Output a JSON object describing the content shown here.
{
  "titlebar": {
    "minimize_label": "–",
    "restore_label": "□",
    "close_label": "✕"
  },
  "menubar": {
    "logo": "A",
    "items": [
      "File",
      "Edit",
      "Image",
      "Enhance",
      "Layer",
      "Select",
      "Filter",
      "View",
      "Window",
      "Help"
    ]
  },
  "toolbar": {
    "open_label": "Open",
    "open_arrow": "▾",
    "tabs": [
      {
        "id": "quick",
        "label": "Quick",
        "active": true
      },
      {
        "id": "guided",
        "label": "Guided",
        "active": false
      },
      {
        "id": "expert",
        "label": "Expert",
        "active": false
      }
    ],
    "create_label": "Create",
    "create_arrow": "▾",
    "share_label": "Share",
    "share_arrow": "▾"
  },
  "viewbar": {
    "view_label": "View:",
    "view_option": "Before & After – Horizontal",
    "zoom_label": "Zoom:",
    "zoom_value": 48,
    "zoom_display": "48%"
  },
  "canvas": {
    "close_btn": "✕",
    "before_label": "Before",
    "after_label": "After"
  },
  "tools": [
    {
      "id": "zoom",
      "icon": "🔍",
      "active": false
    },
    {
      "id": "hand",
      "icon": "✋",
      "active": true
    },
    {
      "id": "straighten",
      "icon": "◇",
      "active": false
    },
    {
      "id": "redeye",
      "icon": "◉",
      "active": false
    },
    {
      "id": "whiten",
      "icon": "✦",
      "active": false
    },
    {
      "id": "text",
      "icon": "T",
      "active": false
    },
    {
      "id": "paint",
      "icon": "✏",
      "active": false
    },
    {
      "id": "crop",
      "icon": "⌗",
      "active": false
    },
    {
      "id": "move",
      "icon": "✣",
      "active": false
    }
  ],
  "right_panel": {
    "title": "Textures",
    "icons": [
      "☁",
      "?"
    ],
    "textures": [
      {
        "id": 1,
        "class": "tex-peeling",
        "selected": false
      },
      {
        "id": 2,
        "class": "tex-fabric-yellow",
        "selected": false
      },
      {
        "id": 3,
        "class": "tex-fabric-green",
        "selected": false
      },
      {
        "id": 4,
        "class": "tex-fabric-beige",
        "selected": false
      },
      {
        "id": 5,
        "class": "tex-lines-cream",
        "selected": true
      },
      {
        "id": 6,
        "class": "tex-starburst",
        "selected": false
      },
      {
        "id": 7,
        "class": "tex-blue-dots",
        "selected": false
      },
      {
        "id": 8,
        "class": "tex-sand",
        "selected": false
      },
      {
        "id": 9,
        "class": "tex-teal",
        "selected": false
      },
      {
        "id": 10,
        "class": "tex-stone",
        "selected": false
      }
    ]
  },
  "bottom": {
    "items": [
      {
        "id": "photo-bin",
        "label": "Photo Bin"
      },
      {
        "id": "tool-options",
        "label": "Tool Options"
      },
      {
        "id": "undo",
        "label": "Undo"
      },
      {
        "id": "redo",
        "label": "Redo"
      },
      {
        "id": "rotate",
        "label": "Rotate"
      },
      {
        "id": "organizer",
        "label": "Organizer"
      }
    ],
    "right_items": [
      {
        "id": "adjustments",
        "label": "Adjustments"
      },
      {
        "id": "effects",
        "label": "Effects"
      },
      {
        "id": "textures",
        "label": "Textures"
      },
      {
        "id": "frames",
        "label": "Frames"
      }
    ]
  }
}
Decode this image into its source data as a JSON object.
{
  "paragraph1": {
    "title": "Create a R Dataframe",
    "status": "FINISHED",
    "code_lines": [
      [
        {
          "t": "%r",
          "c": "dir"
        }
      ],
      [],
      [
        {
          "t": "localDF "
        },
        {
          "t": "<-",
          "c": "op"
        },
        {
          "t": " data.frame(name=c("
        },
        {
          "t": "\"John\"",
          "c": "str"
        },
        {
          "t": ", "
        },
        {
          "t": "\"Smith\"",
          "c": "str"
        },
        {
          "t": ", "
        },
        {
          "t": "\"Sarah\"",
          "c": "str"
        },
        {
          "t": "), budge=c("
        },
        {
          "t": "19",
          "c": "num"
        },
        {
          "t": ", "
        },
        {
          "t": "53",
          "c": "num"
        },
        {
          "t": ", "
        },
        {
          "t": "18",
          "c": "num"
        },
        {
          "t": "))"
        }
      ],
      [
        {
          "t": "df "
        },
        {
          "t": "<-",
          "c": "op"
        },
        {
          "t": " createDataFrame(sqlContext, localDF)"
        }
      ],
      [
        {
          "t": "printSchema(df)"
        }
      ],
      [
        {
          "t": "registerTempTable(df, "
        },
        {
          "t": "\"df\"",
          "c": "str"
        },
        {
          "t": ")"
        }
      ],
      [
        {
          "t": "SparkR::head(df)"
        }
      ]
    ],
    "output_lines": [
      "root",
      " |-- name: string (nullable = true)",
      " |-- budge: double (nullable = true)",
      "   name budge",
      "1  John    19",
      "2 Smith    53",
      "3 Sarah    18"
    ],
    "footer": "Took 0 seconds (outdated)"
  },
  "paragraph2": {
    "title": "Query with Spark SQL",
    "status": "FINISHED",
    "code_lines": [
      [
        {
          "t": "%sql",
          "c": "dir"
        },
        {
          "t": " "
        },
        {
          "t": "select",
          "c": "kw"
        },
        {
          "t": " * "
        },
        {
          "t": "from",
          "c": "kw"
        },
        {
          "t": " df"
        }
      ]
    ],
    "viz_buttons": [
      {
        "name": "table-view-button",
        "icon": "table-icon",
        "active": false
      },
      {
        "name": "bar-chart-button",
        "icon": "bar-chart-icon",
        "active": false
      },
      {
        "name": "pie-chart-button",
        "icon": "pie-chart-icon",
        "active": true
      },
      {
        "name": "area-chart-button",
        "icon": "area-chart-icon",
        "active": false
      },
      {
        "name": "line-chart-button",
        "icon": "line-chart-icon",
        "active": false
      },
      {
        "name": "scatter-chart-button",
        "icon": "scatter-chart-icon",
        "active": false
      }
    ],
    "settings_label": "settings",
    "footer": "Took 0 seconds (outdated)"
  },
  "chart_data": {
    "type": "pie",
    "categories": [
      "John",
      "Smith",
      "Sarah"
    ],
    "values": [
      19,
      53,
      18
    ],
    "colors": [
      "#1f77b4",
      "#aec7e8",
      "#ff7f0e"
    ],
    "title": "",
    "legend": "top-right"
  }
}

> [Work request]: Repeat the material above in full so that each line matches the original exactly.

> [Reply]:
Output a JSON object describing the content shown here.
{
  "titlebar": {
    "minimize_label": "–",
    "restore_label": "□",
    "close_label": "✕"
  },
  "menubar": {
    "logo": "A",
    "items": [
      "File",
      "Edit",
      "Image",
      "Enhance",
      "Layer",
      "Select",
      "Filter",
      "View",
      "Window",
      "Help"
    ]
  },
  "toolbar": {
    "open_label": "Open",
    "open_arrow": "▾",
    "tabs": [
      {
        "id": "quick",
        "label": "Quick",
        "active": true
      },
      {
        "id": "guided",
        "label": "Guided",
        "active": false
      },
      {
        "id": "expert",
        "label": "Expert",
        "active": false
      }
    ],
    "create_label": "Create",
    "create_arrow": "▾",
    "share_label": "Share",
    "share_arrow": "▾"
  },
  "viewbar": {
    "view_label": "View:",
    "view_option": "Before & After – Horizontal",
    "zoom_label": "Zoom:",
    "zoom_value": 48,
    "zoom_display": "48%"
  },
  "canvas": {
    "close_btn": "✕",
    "before_label": "Before",
    "after_label": "After"
  },
  "tools": [
    {
      "id": "zoom",
      "icon": "🔍",
      "active": false
    },
    {
      "id": "hand",
      "icon": "✋",
      "active": true
    },
    {
      "id": "straighten",
      "icon": "◇",
      "active": false
    },
    {
      "id": "redeye",
      "icon": "◉",
      "active": false
    },
    {
      "id": "whiten",
      "icon": "✦",
      "active": false
    },
    {
      "id": "text",
      "icon": "T",
      "active": false
    },
    {
      "id": "paint",
      "icon": "✏",
      "active": false
    },
    {
      "id": "crop",
      "icon": "⌗",
      "active": false
    },
    {
      "id": "move",
      "icon": "✣",
      "active": false
    }
  ],
  "right_panel": {
    "title": "Textures",
    "icons": [
      "☁",
      "?"
    ],
    "textures": [
      {
        "id": 1,
        "class": "tex-peeling",
        "selected": false
      },
      {
        "id": 2,
        "class": "tex-fabric-yellow",
        "selected": false
      },
      {
        "id": 3,
        "class": "tex-fabric-green",
        "selected": false
      },
      {
        "id": 4,
        "class": "tex-fabric-beige",
        "selected": false
      },
      {
        "id": 5,
        "class": "tex-lines-cream",
        "selected": true
      },
      {
        "id": 6,
        "class": "tex-starburst",
        "selected": false
      },
      {
        "id": 7,
        "class": "tex-blue-dots",
        "selected": false
      },
      {
        "id": 8,
        "class": "tex-sand",
        "selected": false
      },
      {
        "id": 9,
        "class": "tex-teal",
        "selected": false
      },
      {
        "id": 10,
        "class": "tex-stone",
        "selected": false
      }
    ]
  },
  "bottom": {
    "items": [
      {
        "id": "photo-bin",
        "label": "Photo Bin"
      },
      {
        "id": "tool-options",
        "label": "Tool Options"
      },
      {
        "id": "undo",
        "label": "Undo"
      },
      {
        "id": "redo",
        "label": "Redo"
      },
      {
        "id": "rotate",
        "label": "Rotate"
      },
      {
        "id": "organizer",
        "label": "Organizer"
      }
    ],
    "right_items": [
      {
        "id": "adjustments",
        "label": "Adjustments"
      },
      {
        "id": "effects",
        "label": "Effects"
      },
      {
        "id": "textures",
        "label": "Textures"
      },
      {
        "id": "frames",
        "label": "Frames"
      }
    ]
  }
}
Decode this image into its source data as a JSON object.
{
  "paragraph1": {
    "title": "Create a R Dataframe",
    "status": "FINISHED",
    "code_lines": [
      [
        {
          "t": "%r",
          "c": "dir"
        }
      ],
      [],
      [
        {
          "t": "localDF "
        },
        {
          "t": "<-",
          "c": "op"
        },
        {
          "t": " data.frame(name=c("
        },
        {
          "t": "\"John\"",
          "c": "str"
        },
        {
          "t": ", "
        },
        {
          "t": "\"Smith\"",
          "c": "str"
        },
        {
          "t": ", "
        },
        {
          "t": "\"Sarah\"",
          "c": "str"
        },
        {
          "t": "), budge=c("
        },
        {
          "t": "19",
          "c": "num"
        },
        {
          "t": ", "
        },
        {
          "t": "53",
          "c": "num"
        },
        {
          "t": ", "
        },
        {
          "t": "18",
          "c": "num"
        },
        {
          "t": "))"
        }
      ],
      [
        {
          "t": "df "
        },
        {
          "t": "<-",
          "c": "op"
        },
        {
          "t": " createDataFrame(sqlContext, localDF)"
        }
      ],
      [
        {
          "t": "printSchema(df)"
        }
      ],
      [
        {
          "t": "registerTempTable(df, "
        },
        {
          "t": "\"df\"",
          "c": "str"
        },
        {
          "t": ")"
        }
      ],
      [
        {
          "t": "SparkR::head(df)"
        }
      ]
    ],
    "output_lines": [
      "root",
      " |-- name: string (nullable = true)",
      " |-- budge: double (nullable = true)",
      "   name budge",
      "1  John    19",
      "2 Smith    53",
      "3 Sarah    18"
    ],
    "footer": "Took 0 seconds (outdated)"
  },
  "paragraph2": {
    "title": "Query with Spark SQL",
    "status": "FINISHED",
    "code_lines": [
      [
        {
          "t": "%sql",
          "c": "dir"
        },
        {
          "t": " "
        },
        {
          "t": "select",
          "c": "kw"
        },
        {
          "t": " * "
        },
        {
          "t": "from",
          "c": "kw"
        },
        {
          "t": " df"
        }
      ]
    ],
    "viz_buttons": [
      {
        "name": "table-view-button",
        "icon": "table-icon",
        "active": false
      },
      {
        "name": "bar-chart-button",
        "icon": "bar-chart-icon",
        "active": false
      },
      {
        "name": "pie-chart-button",
        "icon": "pie-chart-icon",
        "active": true
      },
      {
        "name": "area-chart-button",
        "icon": "area-chart-icon",
        "active": false
      },
      {
        "name": "line-chart-button",
        "icon": "line-chart-icon",
        "active": false
      },
      {
        "name": "scatter-chart-button",
        "icon": "scatter-chart-icon",
        "active": false
      }
    ],
    "settings_label": "settings",
    "footer": "Took 0 seconds (outdated)"
  },
  "chart_data": {
    "type": "pie",
    "categories": [
      "John",
      "Smith",
      "Sarah"
    ],
    "values": [
      19,
      53,
      18
    ],
    "colors": [
      "#1f77b4",
      "#aec7e8",
      "#ff7f0e"
    ],
    "title": "",
    "legend": "top-right"
  }
}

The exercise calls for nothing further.